**EXERCISE:** Pick every line with "Minimum" from the material below.

┄┄┄┄┄┄┄┄┄┄┄┄┄┄┄┄┄┄┄┄

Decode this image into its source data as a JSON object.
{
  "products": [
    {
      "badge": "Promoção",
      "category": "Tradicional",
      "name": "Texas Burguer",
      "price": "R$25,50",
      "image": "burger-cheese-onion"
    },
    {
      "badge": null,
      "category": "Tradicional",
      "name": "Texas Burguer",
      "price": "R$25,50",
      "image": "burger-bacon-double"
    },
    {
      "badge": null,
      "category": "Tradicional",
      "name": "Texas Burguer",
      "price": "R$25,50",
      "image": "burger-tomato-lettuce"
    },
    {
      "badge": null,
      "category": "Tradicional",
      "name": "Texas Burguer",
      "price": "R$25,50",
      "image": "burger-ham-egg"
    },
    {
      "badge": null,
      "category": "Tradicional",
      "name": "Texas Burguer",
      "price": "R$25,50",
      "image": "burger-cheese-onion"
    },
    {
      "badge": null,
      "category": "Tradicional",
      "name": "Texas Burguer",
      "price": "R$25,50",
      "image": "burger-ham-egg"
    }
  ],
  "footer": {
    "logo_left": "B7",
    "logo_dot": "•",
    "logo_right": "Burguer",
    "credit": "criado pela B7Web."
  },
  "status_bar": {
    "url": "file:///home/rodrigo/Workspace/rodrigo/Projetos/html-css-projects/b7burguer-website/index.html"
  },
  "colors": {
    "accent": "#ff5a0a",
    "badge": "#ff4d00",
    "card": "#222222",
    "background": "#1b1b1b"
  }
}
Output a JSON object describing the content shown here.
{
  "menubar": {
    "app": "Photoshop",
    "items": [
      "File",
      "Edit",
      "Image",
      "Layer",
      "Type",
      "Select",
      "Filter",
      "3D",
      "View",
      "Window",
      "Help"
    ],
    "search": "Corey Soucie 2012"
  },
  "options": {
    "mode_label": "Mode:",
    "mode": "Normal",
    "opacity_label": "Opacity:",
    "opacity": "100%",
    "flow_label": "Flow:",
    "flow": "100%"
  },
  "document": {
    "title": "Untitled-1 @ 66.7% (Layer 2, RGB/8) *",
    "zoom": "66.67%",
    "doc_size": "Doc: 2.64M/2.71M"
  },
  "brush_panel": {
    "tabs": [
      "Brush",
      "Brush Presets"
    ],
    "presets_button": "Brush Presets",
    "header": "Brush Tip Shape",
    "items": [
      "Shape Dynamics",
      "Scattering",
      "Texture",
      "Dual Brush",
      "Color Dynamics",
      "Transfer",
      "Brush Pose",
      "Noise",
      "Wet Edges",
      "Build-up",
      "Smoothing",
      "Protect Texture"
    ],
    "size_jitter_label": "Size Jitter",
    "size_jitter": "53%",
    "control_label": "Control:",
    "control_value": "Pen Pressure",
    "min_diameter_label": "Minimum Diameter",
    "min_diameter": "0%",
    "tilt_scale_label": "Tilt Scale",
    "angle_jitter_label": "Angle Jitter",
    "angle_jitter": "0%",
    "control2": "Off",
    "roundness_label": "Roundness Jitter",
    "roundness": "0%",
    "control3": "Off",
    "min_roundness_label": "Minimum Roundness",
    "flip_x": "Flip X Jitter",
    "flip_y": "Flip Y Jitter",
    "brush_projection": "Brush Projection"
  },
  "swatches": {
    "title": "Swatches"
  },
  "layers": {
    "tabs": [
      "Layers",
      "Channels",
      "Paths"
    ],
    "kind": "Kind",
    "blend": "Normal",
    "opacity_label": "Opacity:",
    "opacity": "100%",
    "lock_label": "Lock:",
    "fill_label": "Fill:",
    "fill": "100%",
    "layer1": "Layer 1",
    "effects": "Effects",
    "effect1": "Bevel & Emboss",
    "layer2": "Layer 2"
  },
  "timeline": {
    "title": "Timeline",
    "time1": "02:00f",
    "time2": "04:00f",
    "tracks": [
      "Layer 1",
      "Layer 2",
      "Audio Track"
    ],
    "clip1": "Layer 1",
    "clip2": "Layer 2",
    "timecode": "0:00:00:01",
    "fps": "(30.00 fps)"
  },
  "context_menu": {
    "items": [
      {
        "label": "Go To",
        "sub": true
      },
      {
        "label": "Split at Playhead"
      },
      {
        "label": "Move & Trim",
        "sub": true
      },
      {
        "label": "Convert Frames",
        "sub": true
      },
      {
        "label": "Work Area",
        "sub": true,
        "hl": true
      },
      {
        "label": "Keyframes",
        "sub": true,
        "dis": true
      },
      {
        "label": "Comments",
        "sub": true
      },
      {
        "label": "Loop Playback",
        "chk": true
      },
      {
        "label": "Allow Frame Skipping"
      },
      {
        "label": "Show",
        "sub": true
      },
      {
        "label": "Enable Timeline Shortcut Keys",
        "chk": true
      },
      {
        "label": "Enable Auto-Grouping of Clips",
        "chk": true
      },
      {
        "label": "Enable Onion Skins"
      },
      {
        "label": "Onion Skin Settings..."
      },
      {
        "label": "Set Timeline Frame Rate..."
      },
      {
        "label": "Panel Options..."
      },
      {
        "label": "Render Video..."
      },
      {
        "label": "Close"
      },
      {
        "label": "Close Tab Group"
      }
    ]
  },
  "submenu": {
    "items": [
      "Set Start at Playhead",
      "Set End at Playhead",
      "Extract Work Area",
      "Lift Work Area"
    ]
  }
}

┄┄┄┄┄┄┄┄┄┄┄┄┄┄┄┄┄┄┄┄

**YOUR SOLUTION:**
    "min_diameter_label": "Minimum Diameter",
    "min_roundness_label": "Minimum Roundness",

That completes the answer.